For years, certain "experts" including many who wrote the Infectious Diseases Society of America's Lyme Disease Treatment Guidelines, have claimed that convincing evidence of persistent infection does not exist. These experts have dismissed patients who claim to suffer after treatment, even going so far as to name their suffering, "Post Lyme Disease Syndrome", as if they had proven that persistent infection was not the cause.
While antibiotic treatment may not prove to be curative in some cases, many patients claim that longer courses of antibiotic therapy restore them to functionality. Because Lyme disease can cause permanent damage to the heart, brain and other organs, perhaps Lyme patients will need to be treated off and on again to control the infection until a definite cure that works for every case can be found.
Please note: We strongly disagree with the information in the study about the C6 test being so reliable and caution patients and medical providers, particularly in the Southern United States. Dr. Ed Masters reported years ago that the C6 did not detect his Missouri EM Lyme-like cases while he noted in another study, the whole cell Borrelia ELISA did. Other researchers such as Dr. Raymond Dattwyler have recently also cautioned that the C6 test does not detect variable Lyme disease strains and species as much as they had hoped (see Dogged by Discrepancies article below). The Southeastern United States has more strains (hundreds) and species (7) than any other region; the C6 as well as other current tests may not detect many of these.
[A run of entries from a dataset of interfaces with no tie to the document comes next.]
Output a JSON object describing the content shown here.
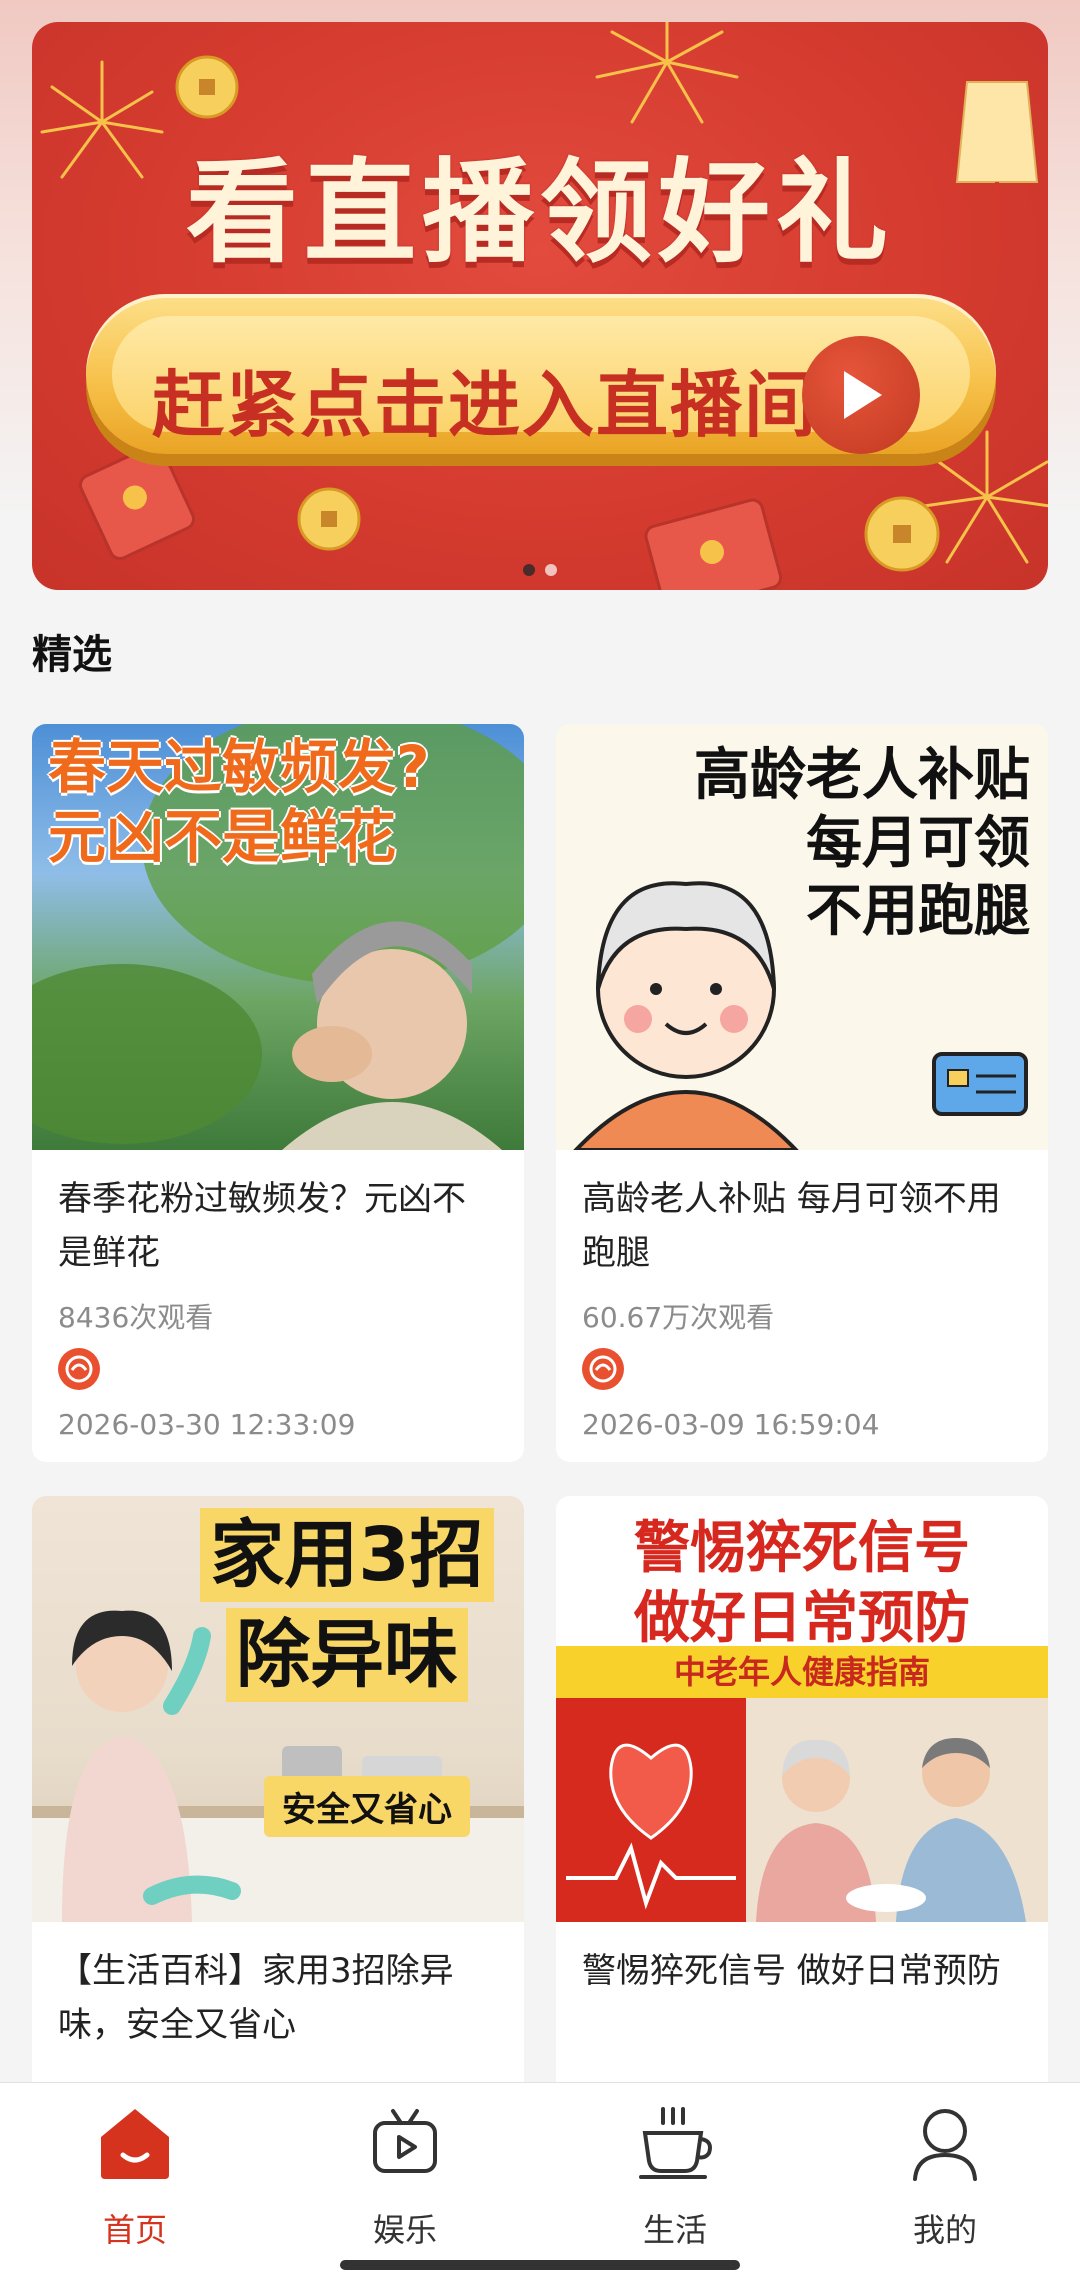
{
  "banner": {
    "title": "看直播领好礼",
    "cta_text": "赶紧点击进入直播间",
    "slide_count": 2,
    "active_slide": 1
  },
  "section": {
    "title": "精选"
  },
  "cards": [
    {
      "thumb_line1": "春天过敏频发?",
      "thumb_line2": "元凶不是鲜花",
      "title": "春季花粉过敏频发？元凶不是鲜花",
      "views": "8436次观看",
      "date": "2026-03-30 12:33:09"
    },
    {
      "thumb_line1": "高龄老人补贴",
      "thumb_line2": "每月可领",
      "thumb_line3": "不用跑腿",
      "title": "高龄老人补贴 每月可领不用跑腿",
      "views": "60.67万次观看",
      "date": "2026-03-09 16:59:04"
    },
    {
      "thumb_line1": "家用3招",
      "thumb_line2": "除异味",
      "thumb_tag": "安全又省心",
      "title": "【生活百科】家用3招除异味，安全又省心"
    },
    {
      "thumb_line1": "警惕猝死信号",
      "thumb_line2": "做好日常预防",
      "thumb_band": "中老年人健康指南",
      "title": "警惕猝死信号 做好日常预防"
    }
  ],
  "nav": {
    "items": [
      {
        "label": "首页",
        "icon": "home-icon",
        "active": true
      },
      {
        "label": "娱乐",
        "icon": "tv-icon",
        "active": false
      },
      {
        "label": "生活",
        "icon": "cup-icon",
        "active": false
      },
      {
        "label": "我的",
        "icon": "user-icon",
        "active": false
      }
    ]
  },
  "colors": {
    "accent": "#d6331e",
    "banner_red": "#d53b2f",
    "gold": "#f7c14a"
  }
}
© Georgia Lyme Disease Association, September 2011
The CDC’s new report, Canine Serology as Adjunct to Human Lyme Disease Surveillance (Mead P, Goel R, Kugeler K.; Emerg Infect Dis. 2011 Sep.) attempts to define areas of human Lyme disease risk by correlating dog and human cases across the United States. While the concept is good, the conclusion is, unfortunately, based on flawed and subjective data.
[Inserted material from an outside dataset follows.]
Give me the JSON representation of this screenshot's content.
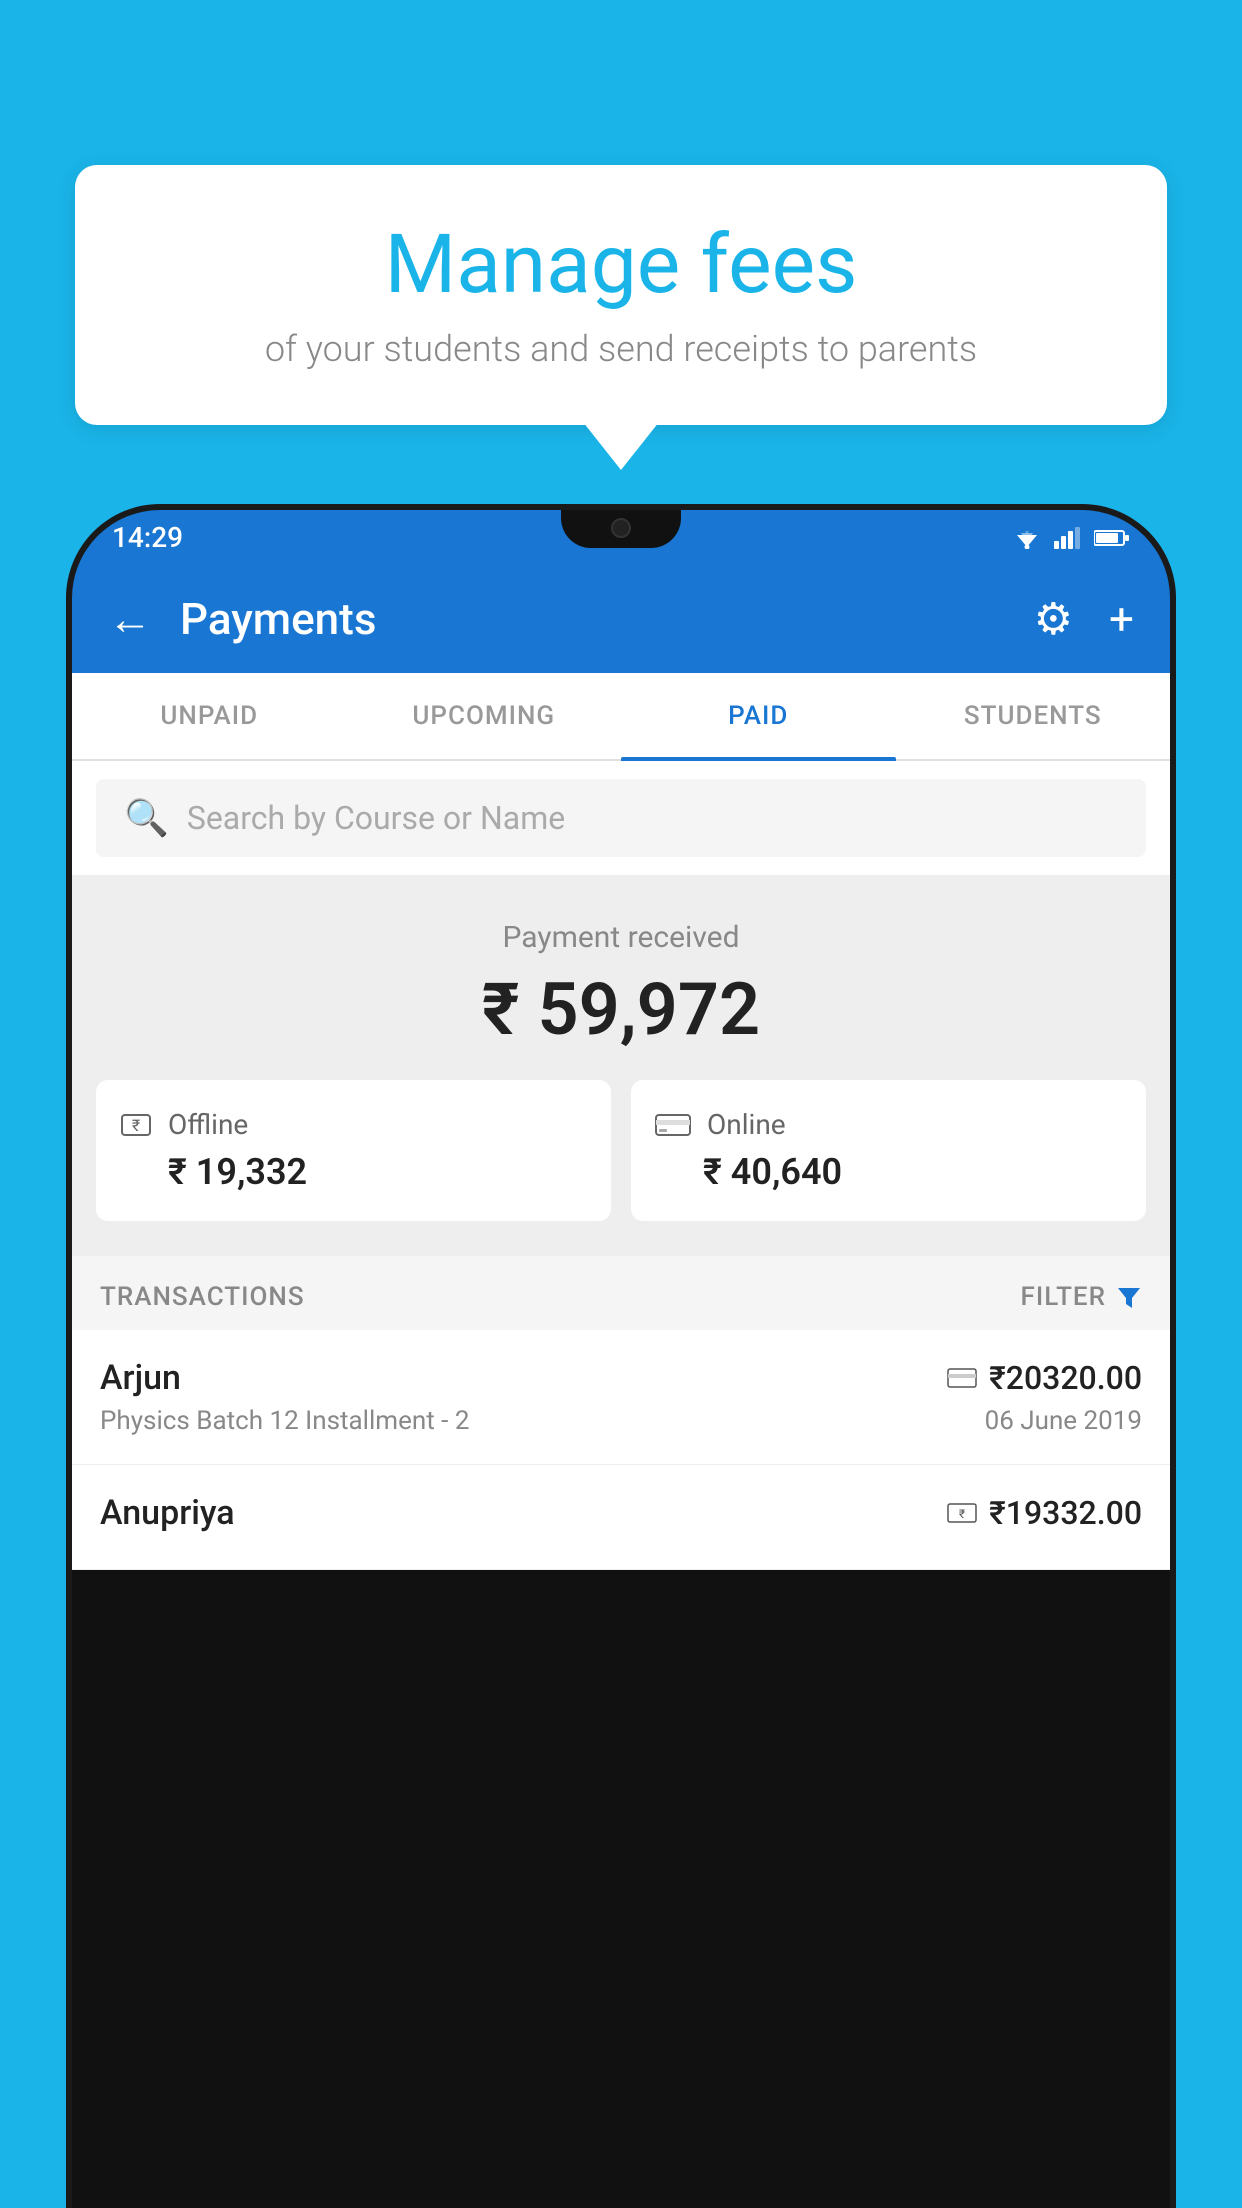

First, the test used to detect Lyme borreliosis in the national dog study was the C6 ELISA. Last year, a well-known researcher on the CDC's own Lyme disease diagnostic recommendations committee confirmed that, while the C6 may be specific for particular Lyme borrelia strains, it doesn't seem to detect others. Secondly, although the authors admit reporting practices may be subject to bias, they then go on to rely on human case numbers reported to the CDC for comparison. What they fail to point out are the major inconsistencies known in Lyme disease surveillance procedures among states. Statistical data are rendered useless when what is counted as a reportable Lyme disease case in some regions is routinely dismissed in others.
Can true risk of Lyme disease really be assessed based on such data? The report sure doesn't jibe with what we hear from patients. Read the full article here.
Currently, many public health officials, including those at the CDC, continue to claim Lyme disease in humans in the South is rare to nonexistent. Countless patients and a multitude of medical providers disagree. Where's the disconnect?
If, as we appear to be witnessing, lone star and other ticks transmit Lyme disease, all bets are off. These very aggressive pests are the ticks most commonly found parasitizing humans in the Southeast.
The CDC's Center for Global Health website stated that the Lone Star tick, Amblyomma americanum, and the Brown Dog tick both transmit Lyme borreliosis.